▶ [Problem to solve]: Nothing in the records may be left out; restate them word for word.

Excerpts from a dataset
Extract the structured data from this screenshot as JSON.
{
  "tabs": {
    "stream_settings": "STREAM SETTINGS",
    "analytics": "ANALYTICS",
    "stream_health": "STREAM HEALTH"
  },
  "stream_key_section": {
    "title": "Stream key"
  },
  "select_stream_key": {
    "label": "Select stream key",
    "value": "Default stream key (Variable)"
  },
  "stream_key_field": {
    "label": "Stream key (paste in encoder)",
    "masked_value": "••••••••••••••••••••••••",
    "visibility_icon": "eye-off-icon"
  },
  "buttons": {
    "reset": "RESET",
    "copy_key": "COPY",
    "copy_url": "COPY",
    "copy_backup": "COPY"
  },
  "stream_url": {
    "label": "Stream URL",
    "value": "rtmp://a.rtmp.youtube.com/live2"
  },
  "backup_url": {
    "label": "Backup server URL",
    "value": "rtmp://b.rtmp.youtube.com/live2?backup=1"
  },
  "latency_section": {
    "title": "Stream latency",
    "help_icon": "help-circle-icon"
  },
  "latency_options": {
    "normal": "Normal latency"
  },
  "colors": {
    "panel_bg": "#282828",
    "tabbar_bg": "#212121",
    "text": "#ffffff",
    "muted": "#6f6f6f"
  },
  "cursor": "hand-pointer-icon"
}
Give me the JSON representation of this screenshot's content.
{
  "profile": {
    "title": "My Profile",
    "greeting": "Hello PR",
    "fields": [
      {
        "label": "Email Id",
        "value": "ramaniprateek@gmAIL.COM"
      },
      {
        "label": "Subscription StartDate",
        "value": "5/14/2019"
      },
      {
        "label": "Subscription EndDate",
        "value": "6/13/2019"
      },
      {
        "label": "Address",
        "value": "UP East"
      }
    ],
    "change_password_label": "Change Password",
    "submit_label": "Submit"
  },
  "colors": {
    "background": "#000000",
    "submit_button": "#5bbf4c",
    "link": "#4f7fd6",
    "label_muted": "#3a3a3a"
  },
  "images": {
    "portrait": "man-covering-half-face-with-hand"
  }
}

▶ [Completed task]:
Extract the structured data from this screenshot as JSON.
{
  "tabs": {
    "stream_settings": "STREAM SETTINGS",
    "analytics": "ANALYTICS",
    "stream_health": "STREAM HEALTH"
  },
  "stream_key_section": {
    "title": "Stream key"
  },
  "select_stream_key": {
    "label": "Select stream key",
    "value": "Default stream key (Variable)"
  },
  "stream_key_field": {
    "label": "Stream key (paste in encoder)",
    "masked_value": "••••••••••••••••••••••••",
    "visibility_icon": "eye-off-icon"
  },
  "buttons": {
    "reset": "RESET",
    "copy_key": "COPY",
    "copy_url": "COPY",
    "copy_backup": "COPY"
  },
  "stream_url": {
    "label": "Stream URL",
    "value": "rtmp://a.rtmp.youtube.com/live2"
  },
  "backup_url": {
    "label": "Backup server URL",
    "value": "rtmp://b.rtmp.youtube.com/live2?backup=1"
  },
  "latency_section": {
    "title": "Stream latency",
    "help_icon": "help-circle-icon"
  },
  "latency_options": {
    "normal": "Normal latency"
  },
  "colors": {
    "panel_bg": "#282828",
    "tabbar_bg": "#212121",
    "text": "#ffffff",
    "muted": "#6f6f6f"
  },
  "cursor": "hand-pointer-icon"
}
Give me the JSON representation of this screenshot's content.
{
  "profile": {
    "title": "My Profile",
    "greeting": "Hello PR",
    "fields": [
      {
        "label": "Email Id",
        "value": "ramaniprateek@gmAIL.COM"
      },
      {
        "label": "Subscription StartDate",
        "value": "5/14/2019"
      },
      {
        "label": "Subscription EndDate",
        "value": "6/13/2019"
      },
      {
        "label": "Address",
        "value": "UP East"
      }
    ],
    "change_password_label": "Change Password",
    "submit_label": "Submit"
  },
  "colors": {
    "background": "#000000",
    "submit_button": "#5bbf4c",
    "link": "#4f7fd6",
    "label_muted": "#3a3a3a"
  },
  "images": {
    "portrait": "man-covering-half-face-with-hand"
  }
}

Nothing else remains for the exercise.